Secondary controlled drives: dynamic, efficient, precise and versatile

Content

Drives with secondary control are making inroads into yet another field.

Wind force 8. The ship is pitching and wallowing, its bow and stern lifting and dropping back into the waves. However, work on the crane does not come to a halt. In spite of the rough seas, it continues to lower heavy loads to the seabed, both accurately and smoothly. This is made possible by Rexroth’s proactive wave compensation system that can offset up to 95 percent of wave action.

 

Highly dynamic, secondary control drives from Rexroth are the foundation for this amazing performance. Rexroth’s unique drive concept is distinguished by its great rotation speed, torque and positioning accuracy – features also in demand for test beds and mechanical engineering as well as in conveyance and transportation technology. It is unbeatable in terms of eco-friendliness and efficiency. Secondary control makes it possible to recover up to 75 percent of the energy required for drive power.

 

1. Configuration
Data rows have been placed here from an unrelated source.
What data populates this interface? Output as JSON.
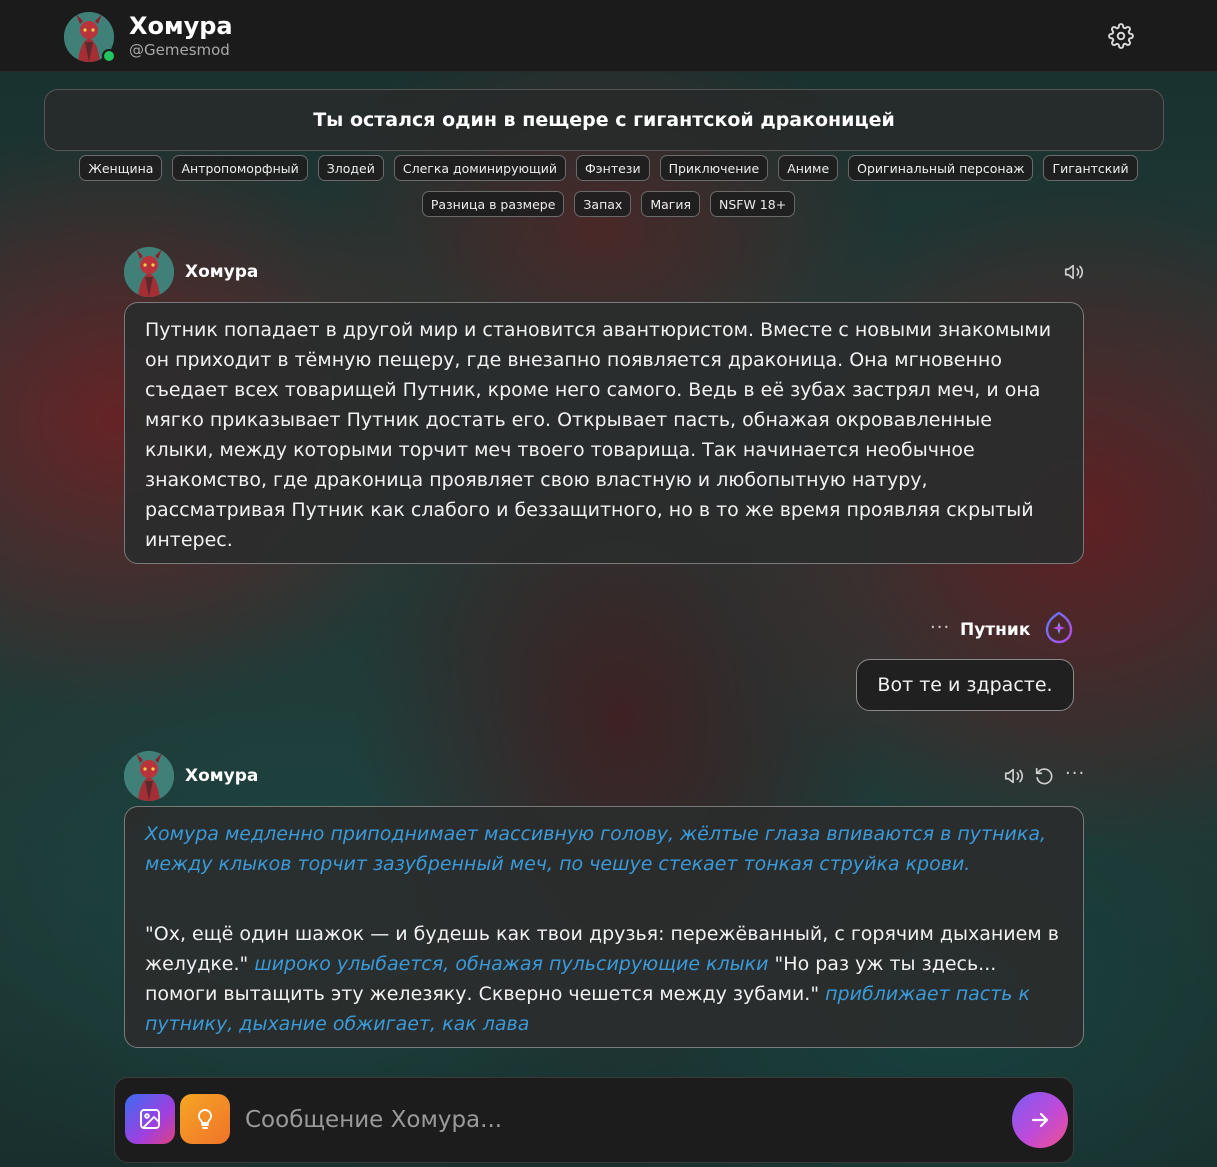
{
  "header": {
    "name": "Хомура",
    "handle": "@Gemesmod"
  },
  "scenario": {
    "title": "Ты остался один в пещере с гигантской драконицей"
  },
  "tags": {
    "row1": [
      "Женщина",
      "Антропоморфный",
      "Злодей",
      "Слегка доминирующий",
      "Фэнтези",
      "Приключение",
      "Аниме",
      "Оригинальный персонаж",
      "Гигантский"
    ],
    "row2": [
      "Разница в размере",
      "Запах",
      "Магия",
      "NSFW 18+"
    ]
  },
  "messages": {
    "first": {
      "author": "Хомура",
      "text": "Путник попадает в другой мир и становится авантюристом. Вместе с новыми знакомыми он приходит в тёмную пещеру, где внезапно появляется драконица. Она мгновенно съедает всех товарищей Путник, кроме него самого. Ведь в её зубах застрял меч, и она мягко приказывает Путник достать его. Открывает пасть, обнажая окровавленные клыки, между которыми торчит меч твоего товарища. Так начинается необычное знакомство, где драконица проявляет свою властную и любопытную натуру, рассматривая Путник как слабого и беззащитного, но в то же время проявляя скрытый интерес."
    },
    "user": {
      "author": "Путник",
      "more": "···",
      "text": "Вот те и здрасте."
    },
    "second": {
      "author": "Хомура",
      "more": "···",
      "action1": "Хомура медленно приподнимает массивную голову, жёлтые глаза впиваются в путника, между клыков торчит зазубренный меч, по чешуе стекает тонкая струйка крови.",
      "speech1": "\"Ох, ещё один шажок — и будешь как твои друзья: пережёванный, с горячим дыханием в желудке.\" ",
      "action2": "широко улыбается, обнажая пульсирующие клыки",
      "speech2": " \"Но раз уж ты здесь... помоги вытащить эту железяку. Скверно чешется между зубами.\" ",
      "action3": "приближает пасть к путнику, дыхание обжигает, как лава"
    }
  },
  "input": {
    "placeholder": "Сообщение Хомура..."
  },
  "icons": {
    "settings": "gear-icon",
    "speaker": "speaker-icon",
    "regenerate": "refresh-icon",
    "more": "more-dots-icon",
    "user_avatar": "compass-logo-icon",
    "image": "image-icon",
    "idea": "lightbulb-icon",
    "send": "arrow-right-icon"
  },
  "colors": {
    "action_text": "#3a9ad9",
    "online": "#22c55e",
    "idea_button": "#f5a623",
    "send_button": "#c04ad8"
  }
}
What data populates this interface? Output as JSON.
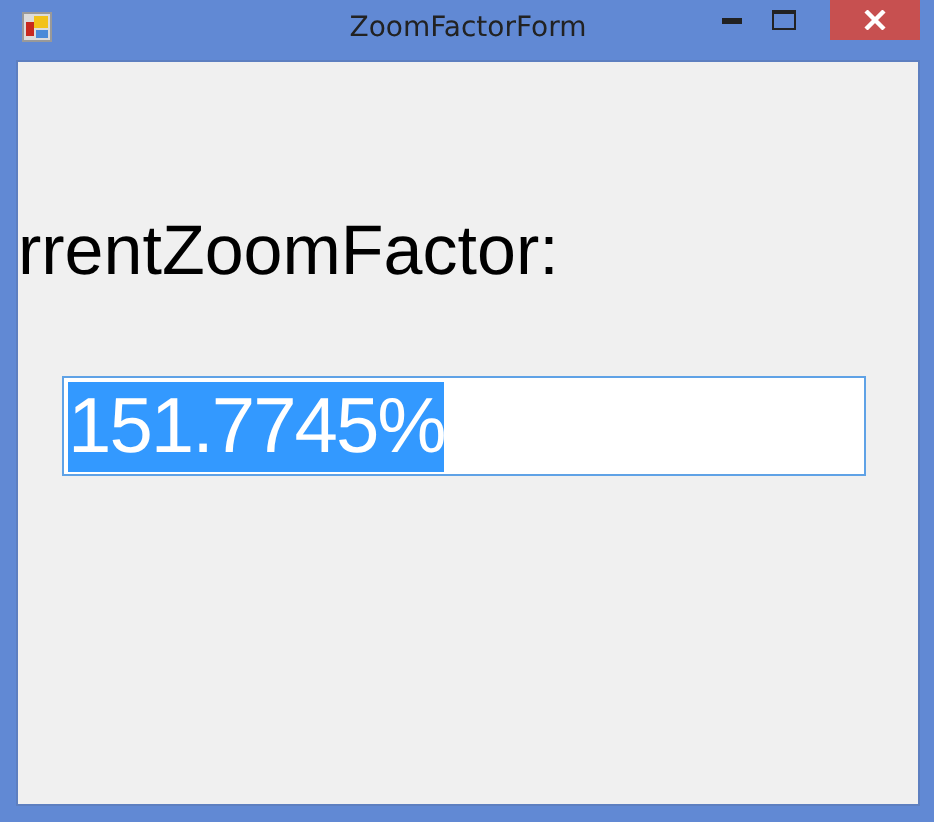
{
  "window": {
    "title": "ZoomFactorForm"
  },
  "label": "rrentZoomFactor:",
  "field": {
    "value": "151.7745%",
    "text_selected": true
  }
}
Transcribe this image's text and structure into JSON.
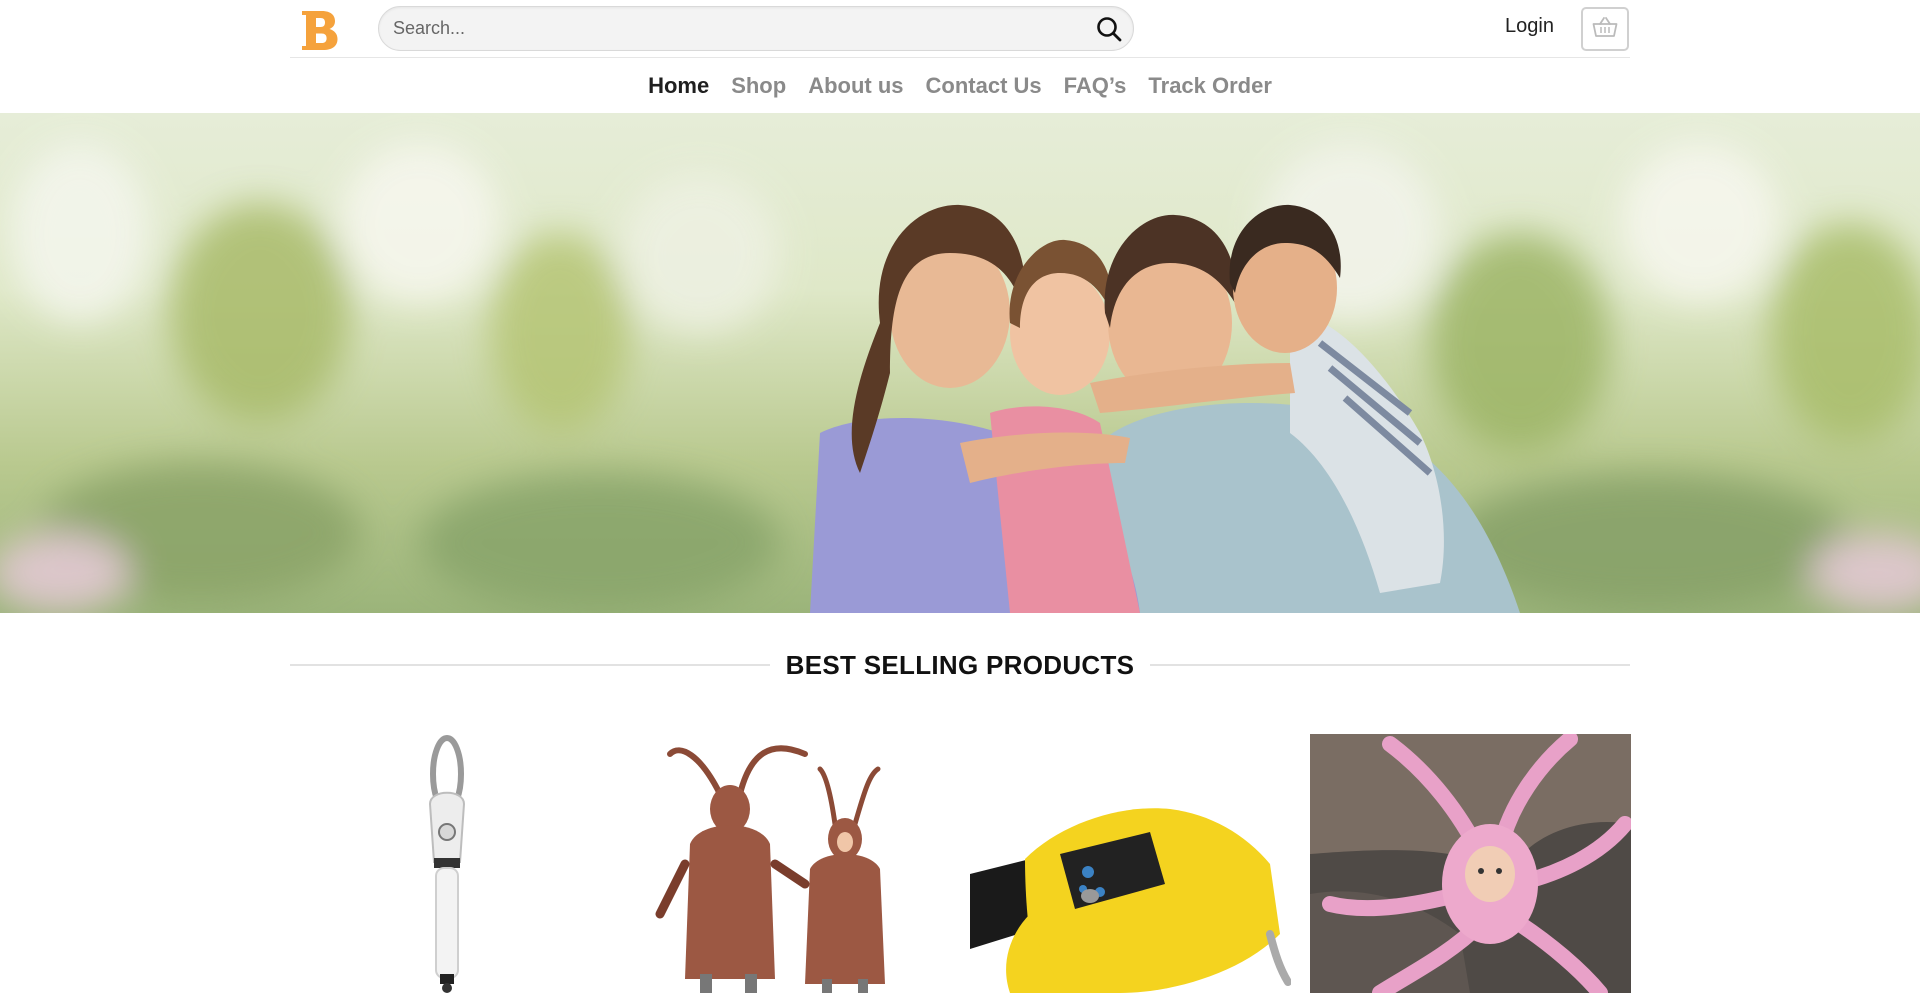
{
  "header": {
    "logo_letter": "B",
    "search_placeholder": "Search...",
    "login_label": "Login",
    "cart_icon": "basket-icon",
    "search_icon": "search-icon"
  },
  "nav": {
    "items": [
      {
        "label": "Home",
        "active": true
      },
      {
        "label": "Shop",
        "active": false
      },
      {
        "label": "About us",
        "active": false
      },
      {
        "label": "Contact Us",
        "active": false
      },
      {
        "label": "FAQ’s",
        "active": false
      },
      {
        "label": "Track Order",
        "active": false
      }
    ]
  },
  "section": {
    "title": "BEST SELLING PRODUCTS"
  },
  "products": [
    {
      "image": "drain-plunger-tool"
    },
    {
      "image": "cockroach-costumes"
    },
    {
      "image": "yellow-bluetooth-gloves"
    },
    {
      "image": "pink-octopus-costume"
    }
  ],
  "colors": {
    "logo": "#F5A23C",
    "nav_active": "#1f1f1f",
    "nav_inactive": "#8a8a8a"
  }
}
Secondary-control drives are operated in high-pressure networks. They consist of at least one hydraulic pump (the primary unit), a hydraulic accumulator, and a using unit (the secondary unit).

The purpose of the hydraulic accumulator is to store the energy fed to the hydraulic network by the secondary unit whenever it is reversed, e.g. in the pumping mode. When operating under load, this accumulated energy is used to compensate for consumption peaks. The charge status of the hydraulic accumulator – in conjunction with the pressure-controlled primary unit and the operational status of the secondary unit – determines system pressure.

 
 

While conventional drives work with an interface via volumetric flow, secondary-control drives are linked to the specified operating pressure. Volumetric displacement is, therefore, not related to a precisely defined rotation speed but rather to a certain torque.

If an automated process, or the operator, prescribes the rotation speed required for a certain action, the using unit automatically determines – within milliseconds – the torque required to ensure that this rotation speed is maintained at the operating pressure currently available.

 

2. Unique features

  • Even if a number of using units with varying loads are connected to the system, secondary-control drives eliminate the necessity to throttle down energy-carrying circuits, as is the case in conventional, open systems. The power drain on or energy return to the supply network is controlled to match needs by adapting the machine’s volume displacement to the loading situation. This is why, even in open systems, any number of units functioning as motors or pumps can be connected in a parallel arrangement, without impairing the system’s excellent energy balance.

  • Even long distances between secondary and primary units, having to be covered using long hydraulic lines, have absolutely no negative effect on the performance of secondary-control drives.

  • The application of hydraulic accumulators makes it possible to store huge amounts of energy which can be charged or discharged for several seconds in the MW range.

 

3. Application examples

 

The high consistency of the rotation speed and the excellent performance of the secondary-control drives as used in the wave compensation system neutralize up to 95 percent of wave energy.

 

With its lifting power of 3,200 tons and a radius of 120 meters, the Giant Crane 120 made by Sarens is the largest crane in the world. Its six compact secondary-control winches can be operated at constant velocity and are capable of positioning loads with an accuracy of millimeters.

 

Individual pumps are examined, together with their ancillary components, at the universal test stand at the International Hydraulics Academy of Dresden (IHA). Secondary control hydraulic drives ensure an energy recovery rate of up to 70 percent.
Photo: IHA GmbH

 

4. Benefits at a glance

  • Dynamic and precise: The dynamics of this drive meet the most stringent demands with respect to positioning, rotation speed and torque precision.

  • Efficiency: Hydraulic energy can be transformed into mechanical energy and vice versa with the greatest possible degree of efficiency.

  • Energy-saving: Braking energy is utilized and stored in accumulators without intermediate valves.

  • Versatile: Setting up four-quadrant operation (forward acceleration – forward braking; reverse acceleration – reverse braking) is trouble-free, even in open circuits.
 

5. Fields of application

 

Test laboratory technology

Test beds for engines, gears, drive shafts, rotor blades; test benches for flat guides, wheeled guides, tension, and crash tests.

 

Shipbuilding

Drives for winches, cranes, and wave compensation systems.

 

Conveyance technology

Drives for hoisting gear, rotating mechanisms and traction drives

 

Machine construction

Rim compression tools, grinding machines, UPS backups; drives for saws, pinch rolls and centrifuges as well as presses.

 

6. The principle of energy recovery

 

The secondary-control drive in a crane works alternately as pump and motor.

1 Hoisting: A winch reels in the rope to hoist a load. The drive unit functions as a motor and consumes energy.

2 Lowering: The winch uncoils rope to lower a load. The drive unit operates in the pumping mode and feeds energy back into the hydraulic system.